MPs said the government must “end the practice of delaying disposal of out of service submarines” and provide Parliament with a yearly update on the process of decommissioning the vessels.

Meg Hillier, chair of the PAC, said: “These challenges, taken with the cost, complexity and risks to delivery of the Nuclear Enterprise, give rise to serious questions about the MoD’s ability to meet its national security commitments.

“In the past there has been significant slippage across Enterprise programmes. The MoD must now bridge an affordability gap running to nearly £3 billion, fill critical skill gaps and ensure its supply chain is maintained effectively – all at a time of significant uncertainty in international politics and trade.

What is Trident?

She added: “I am particularly concerned that the infrastructure available to support the Enterprise is not fit for purpose. The UK has 20 submarines awaiting disposal, nine of which contain fuel.

“The MoD admits that while it has previously put off dismantling submarines on grounds of cost, this is no longer acceptable on grounds of safety and reputation.

“The MoD needs to get on top of this quickly and, in general terms, be more open about progress being made with management and delivery of the submarine-based deterrent.

Labour MP Luke Pollard, whose constituency covers the Devonport base, told The Independent: "There’s no clear plan as to how these submarines are going to be dismantled and recycled. It’s not fair for these communities [in Devonport and Rosyth] to have this unlimited liability for these old submarines without a clear plan."

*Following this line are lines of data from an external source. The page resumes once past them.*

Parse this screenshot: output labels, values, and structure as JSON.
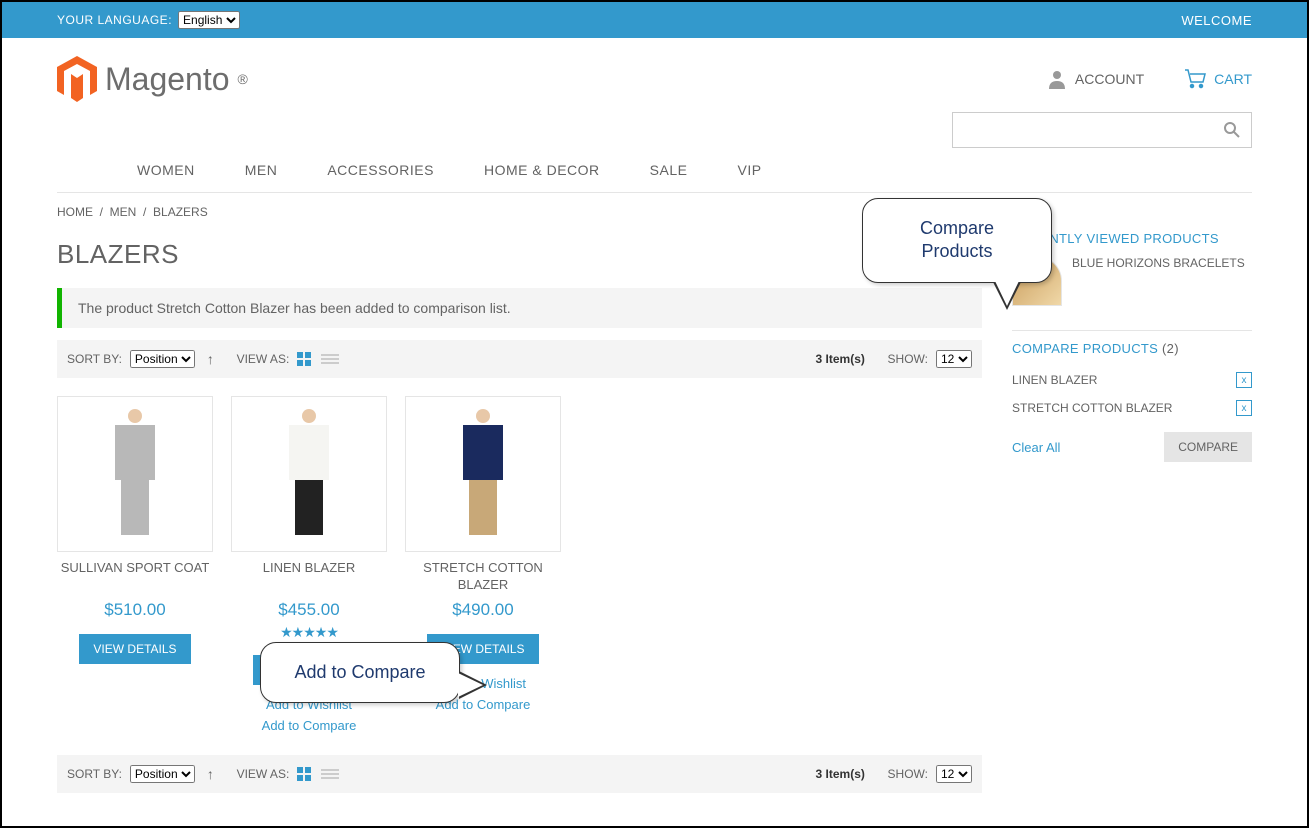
{
  "topbar": {
    "langLabel": "YOUR LANGUAGE:",
    "langValue": "English",
    "welcome": "WELCOME"
  },
  "header": {
    "logoText": "Magento",
    "account": "ACCOUNT",
    "cart": "CART"
  },
  "nav": [
    "WOMEN",
    "MEN",
    "ACCESSORIES",
    "HOME & DECOR",
    "SALE",
    "VIP"
  ],
  "breadcrumbs": [
    "HOME",
    "MEN",
    "BLAZERS"
  ],
  "pageTitle": "BLAZERS",
  "message": "The product Stretch Cotton Blazer has been added to comparison list.",
  "toolbar": {
    "sortByLabel": "SORT BY:",
    "sortByValue": "Position",
    "viewAsLabel": "VIEW AS:",
    "itemCount": "3 Item(s)",
    "showLabel": "SHOW:",
    "showValue": "12"
  },
  "products": [
    {
      "name": "SULLIVAN SPORT COAT",
      "price": "$510.00",
      "stars": "",
      "btn": "VIEW DETAILS",
      "wishlist": "",
      "compare": "",
      "torso": "#b8b8b8",
      "legs": "#b8b8b8"
    },
    {
      "name": "LINEN BLAZER",
      "price": "$455.00",
      "stars": "★★★★★",
      "btn": "VIEW DETAILS",
      "wishlist": "Add to Wishlist",
      "compare": "Add to Compare",
      "torso": "#f5f5f2",
      "legs": "#222"
    },
    {
      "name": "STRETCH COTTON BLAZER",
      "price": "$490.00",
      "stars": "",
      "btn": "VIEW DETAILS",
      "wishlist": "Add to Wishlist",
      "compare": "Add to Compare",
      "torso": "#1a2a5e",
      "legs": "#c8a878"
    }
  ],
  "sidebar": {
    "recentlyViewed": {
      "title": "RECENTLY VIEWED PRODUCTS",
      "item": "BLUE HORIZONS BRACELETS"
    },
    "compare": {
      "title": "COMPARE PRODUCTS",
      "count": "(2)",
      "items": [
        "LINEN BLAZER",
        "STRETCH COTTON BLAZER"
      ],
      "clear": "Clear All",
      "compareBtn": "COMPARE"
    }
  },
  "callouts": {
    "compareProducts": "Compare Products",
    "addCompare": "Add to Compare"
  }
}
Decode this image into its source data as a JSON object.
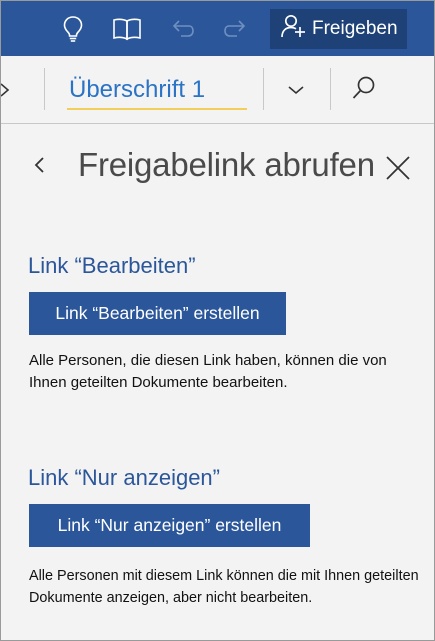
{
  "toolbar": {
    "share_label": "Freigeben",
    "icons": [
      "lightbulb-icon",
      "book-icon",
      "undo-icon",
      "redo-icon",
      "add-person-icon"
    ]
  },
  "ribbon": {
    "style_value": "Überschrift 1",
    "icons": [
      "chevron-left-icon",
      "chevron-down-icon",
      "search-icon"
    ]
  },
  "pane": {
    "title": "Freigabelink abrufen",
    "edit_section": {
      "title": "Link “Bearbeiten”",
      "button_label": "Link “Bearbeiten” erstellen",
      "description": "Alle Personen, die diesen Link haben, können die von Ihnen geteilten Dokumente bearbeiten."
    },
    "view_section": {
      "title": "Link “Nur anzeigen”",
      "button_label": "Link “Nur anzeigen” erstellen",
      "description": "Alle Personen mit diesem Link können die mit Ihnen geteilten Dokumente anzeigen, aber nicht bearbeiten."
    }
  },
  "colors": {
    "brand": "#2b579a",
    "share_button": "#1e4277",
    "style_text": "#2b73c4",
    "style_underline": "#f2cf5b"
  }
}
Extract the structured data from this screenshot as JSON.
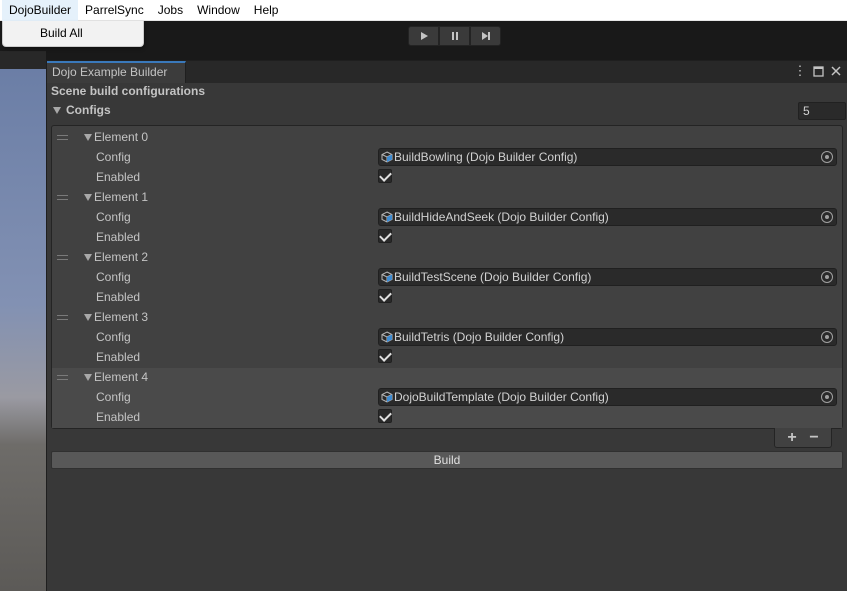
{
  "menubar": {
    "items": [
      "DojoBuilder",
      "ParrelSync",
      "Jobs",
      "Window",
      "Help"
    ]
  },
  "dropdown": {
    "items": [
      "Build All"
    ]
  },
  "window": {
    "tab_title": "Dojo Example Builder",
    "heading": "Scene build configurations",
    "configs_label": "Configs",
    "configs_size": "5",
    "config_label": "Config",
    "enabled_label": "Enabled",
    "elements": [
      {
        "label": "Element 0",
        "config": "BuildBowling (Dojo Builder Config)",
        "enabled": true
      },
      {
        "label": "Element 1",
        "config": "BuildHideAndSeek (Dojo Builder Config)",
        "enabled": true
      },
      {
        "label": "Element 2",
        "config": "BuildTestScene (Dojo Builder Config)",
        "enabled": true
      },
      {
        "label": "Element 3",
        "config": "BuildTetris (Dojo Builder Config)",
        "enabled": true
      },
      {
        "label": "Element 4",
        "config": "DojoBuildTemplate (Dojo Builder Config)",
        "enabled": true
      }
    ],
    "add_label": "+",
    "remove_label": "−",
    "build_label": "Build"
  },
  "colors": {
    "accent": "#3a79bb",
    "window_bg": "#383838",
    "field_bg": "#2a2a2a"
  }
}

Mr Pollard said responsibility for dealing with the vessels should be handed to the Nuclear Decommissioning Authority, which deals with disposing of fuel from nuclear power plants, because the MoD "simply does not have the financial capability to deal with these submarines".

He added: "We need to stop accepting this idea that they’re just going to sit there for the next year, the next decade. When we’re building new nuclear submarines, we need to have a clear plan for getting rid of the old ones.

"This is a can that has been kicked down the road by successive governments but the problem is becoming more acute because the space for more submarines is running out.

"The real frustration for me is that it has not been a political priority to recycle these submarines because they can get away with leaving them in Devonport because no one has kicked up a fuss. We’ve got to stop accepting that we’re going to be a nuclear graveyard, and we’ve got to have a plan for dealing with them."

In a scathing report, the MPs said the MoD “has not met many previous promises” and that “past programmes have slipped”. It said current infrastructure “does not effectively support” the UK’s Nuclear Enterprise.

An MoD spokesperson said: “Our nuclear programmes are some of the most complex engineering projects ever undertaken by the UK defence industry. They provide the most powerful submarines in our history and support thousands of British jobs.

“We are committed to delivering these nuclear programmes on time and within budget and will carefully consider the recommendations in this report to ensure this remains the case.

“We continue to press ahead with our dismantling projects. Work is underway to enhance our infrastructure so our programmes continue to run at the highest standards.”

Join our commenting forum

Join thought-provoking conversations, follow other Independent readers and see their replies


Thank you for registering

Please refresh the page or navigate to another page on the site to be automatically logged inPlease refresh your browser to be logged in